brickyard property to William H. Smith for $25 on August 23, 1856.
Charles Bonestell, a native of New York, left Placerville for the Reese silver mines at Austin, Nevada. Bruce Herrick
remained in Placerville and was active in other business ventures and in the community. He briefly ran the No. 9 grocery
store with George F. Jones, was proprietor of the Union Hotel, conducted theater productions, served as town auctioneer, was
elected school superintendent, and was a respected member of the Hope Hook and Ladder Company. After a long illness, he died at
the age of 27 years and 5 months, on October 2, 1857. His funeral was attended by a large number of people, including his
fellow fire fighters.
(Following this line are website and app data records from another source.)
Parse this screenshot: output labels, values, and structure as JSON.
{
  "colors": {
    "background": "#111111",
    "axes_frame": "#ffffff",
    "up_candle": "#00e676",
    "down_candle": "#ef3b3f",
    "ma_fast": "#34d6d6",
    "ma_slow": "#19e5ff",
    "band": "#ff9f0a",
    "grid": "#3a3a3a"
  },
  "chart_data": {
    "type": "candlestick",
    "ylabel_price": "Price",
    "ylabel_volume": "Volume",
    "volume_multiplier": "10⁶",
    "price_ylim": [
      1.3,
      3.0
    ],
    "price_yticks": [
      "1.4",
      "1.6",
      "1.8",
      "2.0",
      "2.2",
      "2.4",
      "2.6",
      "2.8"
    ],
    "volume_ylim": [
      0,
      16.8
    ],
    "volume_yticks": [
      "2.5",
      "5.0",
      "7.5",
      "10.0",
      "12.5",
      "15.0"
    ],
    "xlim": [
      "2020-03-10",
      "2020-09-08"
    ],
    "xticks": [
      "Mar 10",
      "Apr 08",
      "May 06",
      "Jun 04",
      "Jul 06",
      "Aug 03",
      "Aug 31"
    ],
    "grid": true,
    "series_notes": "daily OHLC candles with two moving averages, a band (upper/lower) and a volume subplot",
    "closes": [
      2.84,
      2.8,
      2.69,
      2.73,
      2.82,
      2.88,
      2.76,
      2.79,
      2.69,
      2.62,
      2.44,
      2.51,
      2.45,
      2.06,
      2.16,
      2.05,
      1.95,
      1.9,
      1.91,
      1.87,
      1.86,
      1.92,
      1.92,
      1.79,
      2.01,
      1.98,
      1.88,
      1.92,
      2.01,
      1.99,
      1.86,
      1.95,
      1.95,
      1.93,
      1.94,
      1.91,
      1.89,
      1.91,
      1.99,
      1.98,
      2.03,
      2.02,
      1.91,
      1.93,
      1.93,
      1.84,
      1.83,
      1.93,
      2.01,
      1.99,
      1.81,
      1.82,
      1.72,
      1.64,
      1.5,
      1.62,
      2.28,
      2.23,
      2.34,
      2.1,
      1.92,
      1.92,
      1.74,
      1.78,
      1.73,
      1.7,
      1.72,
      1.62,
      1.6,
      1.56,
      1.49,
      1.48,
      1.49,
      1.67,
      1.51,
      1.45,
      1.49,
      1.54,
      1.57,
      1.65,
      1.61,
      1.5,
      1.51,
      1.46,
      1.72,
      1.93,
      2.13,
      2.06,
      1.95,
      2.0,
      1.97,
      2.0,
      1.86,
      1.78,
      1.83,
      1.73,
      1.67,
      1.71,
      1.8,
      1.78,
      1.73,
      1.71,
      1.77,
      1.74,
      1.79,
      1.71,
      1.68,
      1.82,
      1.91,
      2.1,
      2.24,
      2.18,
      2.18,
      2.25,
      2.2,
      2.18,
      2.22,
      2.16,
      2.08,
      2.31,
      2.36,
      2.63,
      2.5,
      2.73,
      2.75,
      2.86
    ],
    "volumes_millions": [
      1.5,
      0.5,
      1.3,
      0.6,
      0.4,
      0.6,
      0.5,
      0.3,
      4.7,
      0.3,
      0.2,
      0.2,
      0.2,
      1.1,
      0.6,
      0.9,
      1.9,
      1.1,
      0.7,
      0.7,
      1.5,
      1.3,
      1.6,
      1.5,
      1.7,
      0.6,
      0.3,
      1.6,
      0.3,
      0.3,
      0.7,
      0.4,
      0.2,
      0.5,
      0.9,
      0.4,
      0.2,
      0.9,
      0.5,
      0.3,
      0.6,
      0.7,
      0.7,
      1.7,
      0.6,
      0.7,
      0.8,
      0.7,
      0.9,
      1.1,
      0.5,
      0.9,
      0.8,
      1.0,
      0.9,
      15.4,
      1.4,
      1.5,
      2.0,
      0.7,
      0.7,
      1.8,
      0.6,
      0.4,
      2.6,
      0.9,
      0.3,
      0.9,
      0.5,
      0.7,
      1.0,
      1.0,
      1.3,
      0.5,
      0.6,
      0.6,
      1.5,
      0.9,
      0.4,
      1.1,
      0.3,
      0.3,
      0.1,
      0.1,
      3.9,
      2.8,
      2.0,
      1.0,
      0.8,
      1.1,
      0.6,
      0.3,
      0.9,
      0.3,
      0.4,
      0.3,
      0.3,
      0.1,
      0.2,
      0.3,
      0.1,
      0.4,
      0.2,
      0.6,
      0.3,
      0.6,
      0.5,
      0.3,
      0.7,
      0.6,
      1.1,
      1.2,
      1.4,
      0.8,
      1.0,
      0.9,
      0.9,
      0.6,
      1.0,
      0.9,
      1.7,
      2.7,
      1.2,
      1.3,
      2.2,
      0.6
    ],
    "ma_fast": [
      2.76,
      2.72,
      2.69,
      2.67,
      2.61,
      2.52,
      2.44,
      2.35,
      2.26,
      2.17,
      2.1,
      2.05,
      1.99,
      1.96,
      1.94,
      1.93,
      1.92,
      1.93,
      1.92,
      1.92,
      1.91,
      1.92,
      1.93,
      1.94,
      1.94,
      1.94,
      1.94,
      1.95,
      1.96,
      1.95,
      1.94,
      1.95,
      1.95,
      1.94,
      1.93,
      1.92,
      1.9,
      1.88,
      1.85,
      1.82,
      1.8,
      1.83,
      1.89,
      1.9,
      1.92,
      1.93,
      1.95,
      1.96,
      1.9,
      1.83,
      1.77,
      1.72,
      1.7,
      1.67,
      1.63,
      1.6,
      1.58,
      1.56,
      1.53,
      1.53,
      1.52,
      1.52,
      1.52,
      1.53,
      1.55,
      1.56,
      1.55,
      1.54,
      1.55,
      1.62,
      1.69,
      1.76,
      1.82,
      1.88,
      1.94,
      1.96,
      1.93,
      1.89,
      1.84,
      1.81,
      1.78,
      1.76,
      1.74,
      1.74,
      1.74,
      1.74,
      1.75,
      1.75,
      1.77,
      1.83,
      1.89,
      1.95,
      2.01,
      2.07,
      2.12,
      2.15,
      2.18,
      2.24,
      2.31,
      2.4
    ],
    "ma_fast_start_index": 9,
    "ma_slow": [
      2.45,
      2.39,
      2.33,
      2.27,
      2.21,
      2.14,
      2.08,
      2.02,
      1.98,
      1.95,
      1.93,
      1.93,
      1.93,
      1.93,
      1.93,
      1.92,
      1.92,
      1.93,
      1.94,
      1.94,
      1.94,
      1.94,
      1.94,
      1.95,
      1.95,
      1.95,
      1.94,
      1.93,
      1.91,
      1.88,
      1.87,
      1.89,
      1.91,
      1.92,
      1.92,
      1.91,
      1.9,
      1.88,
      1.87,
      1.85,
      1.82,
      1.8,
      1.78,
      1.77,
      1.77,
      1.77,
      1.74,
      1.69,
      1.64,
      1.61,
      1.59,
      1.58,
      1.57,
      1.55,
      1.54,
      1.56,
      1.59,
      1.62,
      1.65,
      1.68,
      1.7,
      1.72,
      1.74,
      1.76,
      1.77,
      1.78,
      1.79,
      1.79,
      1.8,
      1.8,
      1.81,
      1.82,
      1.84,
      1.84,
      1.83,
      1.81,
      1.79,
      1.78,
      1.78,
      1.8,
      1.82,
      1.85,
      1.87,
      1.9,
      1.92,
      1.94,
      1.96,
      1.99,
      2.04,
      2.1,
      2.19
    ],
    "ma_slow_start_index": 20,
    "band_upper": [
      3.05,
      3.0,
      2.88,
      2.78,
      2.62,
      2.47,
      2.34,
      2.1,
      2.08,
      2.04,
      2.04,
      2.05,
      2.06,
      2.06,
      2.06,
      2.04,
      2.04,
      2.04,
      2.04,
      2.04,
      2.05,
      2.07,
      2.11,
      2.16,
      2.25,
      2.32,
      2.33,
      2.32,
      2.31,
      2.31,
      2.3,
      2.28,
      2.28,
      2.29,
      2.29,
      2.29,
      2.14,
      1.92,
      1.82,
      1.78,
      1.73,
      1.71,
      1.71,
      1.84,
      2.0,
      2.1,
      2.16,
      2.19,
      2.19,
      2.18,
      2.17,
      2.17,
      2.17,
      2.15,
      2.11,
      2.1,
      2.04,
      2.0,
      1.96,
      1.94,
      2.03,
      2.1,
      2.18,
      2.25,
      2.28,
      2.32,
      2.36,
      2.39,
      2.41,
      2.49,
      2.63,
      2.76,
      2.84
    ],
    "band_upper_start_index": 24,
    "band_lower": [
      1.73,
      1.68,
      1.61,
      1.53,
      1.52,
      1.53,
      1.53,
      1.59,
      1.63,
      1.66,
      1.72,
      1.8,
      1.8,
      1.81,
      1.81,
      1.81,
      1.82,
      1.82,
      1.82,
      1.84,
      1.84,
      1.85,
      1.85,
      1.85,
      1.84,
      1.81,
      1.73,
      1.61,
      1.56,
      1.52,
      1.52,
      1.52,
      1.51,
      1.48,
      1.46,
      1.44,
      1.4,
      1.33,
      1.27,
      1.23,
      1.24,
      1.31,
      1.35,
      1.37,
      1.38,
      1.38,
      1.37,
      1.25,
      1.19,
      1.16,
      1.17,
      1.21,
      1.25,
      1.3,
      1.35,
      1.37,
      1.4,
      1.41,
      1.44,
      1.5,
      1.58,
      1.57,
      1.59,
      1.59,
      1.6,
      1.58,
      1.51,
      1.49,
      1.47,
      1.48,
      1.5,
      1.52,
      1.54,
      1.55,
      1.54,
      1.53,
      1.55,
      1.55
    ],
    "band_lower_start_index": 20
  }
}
His wife, Elizabeth, and three young children mourned in his passing.
Common brick is light orange to dark orange to orange-red and mostly uniform in color. Some are burnt to brown or black, especially
on the ends. The shape is irregular with dull edges and corners. Cracks are common, more so in the over-burnt bricks. The surface has
a smooth water-struck texture. The bottom face typically shows transverse wood grain imprints with minor pits. The top face is rough
and pitted with longitudinal strike marks and thin irregular lip around the edges. Large quartz and other rocks
protrude the surface and they range up to 2 inches across. The sides display transverse striations caused by sliding out of the wooden
A sand-struck variety was also made and contains a rectangular frog on the bottom face. The sand-coating is mostly quartz and gives
the brick a tan color. The interior is composed of subangular quartz, shale, and slate, and these range from 1/4 to 2 inches in
size and 5 to 15 percent in volume, the higher volumes being found in the harder bricks. Flat shale and slate dominate
along with flatten pits in the orange clay body. This brick was made using the soft-mud process with wooden molds.
The brick is characteristically thin. Length 7 7/8 - 8 1/4, width 3 7/8 - 4, height 1 3/4 - 2 1/8.
View of the sides of Herrick brick showing the various shades of the water-struck brick.
View of the sides of the water-struck Herrick brick showing some with burnt ends.
View of the bottom face of the water-struck Herrick brick. Note the wood imprint on the right.
View of the top face of the water-struck Herrick brick.
View of the end of the water-struck Herrick brick, showing the transverse striations from the mold.
View of the sand-struck variety of Herrick brick, showing the rectangular frog on the bottom face.
View of the interior of the Herrick brick showing a large quartz inclusion 1.5 inches across on the right.
View of the interior of the Herrick brick showing lots of flattened pits and shale and quartz.
Ancestry.com, Summit County, Ohio, Marriage Records, 1840-1980, Provo, Utah, 2010.
Copyright © 2013 Dan Mosier
Daily Alta, Died, October 14, 1857.
El Dorado County Deed Book A, p. 559-560.
El Dorado County Deed Book C, p. 85.
Federal Census Records, 1850.
Ferguson, Marilyn, personal communication, 2010.
Mountain Democrat, About the Union Hotel, May 13, 1854.
Mountain Democrat, At Auction, July 1, 1854.
Mountain Democrat, Died, October 10, 1857.
Mountain Democrat, Dissolution Notice, January 12, 1856.
Mountain Democrat, Hangman's Tree passes its 150th birthday under a cloud, January 25, 1999.
Mountain Democrat, Official Vote of El Dorado Co., September 22, 1855.
Newell, Kathleen, personal communication, 2013 (KathleenNewell.com).
Payne, Kris, personal communication, 2013.
Sacramento Daily Union, Funeral Ceremonies, October 12, 1857.
Schlappi, Jane, and Ferguson, Marilyn, A Walking Tour of Historic Placerville, 1848-1874, The Heritage
Association of El Dorado, 1973.
Taylor, Sue, personal communication, 2013.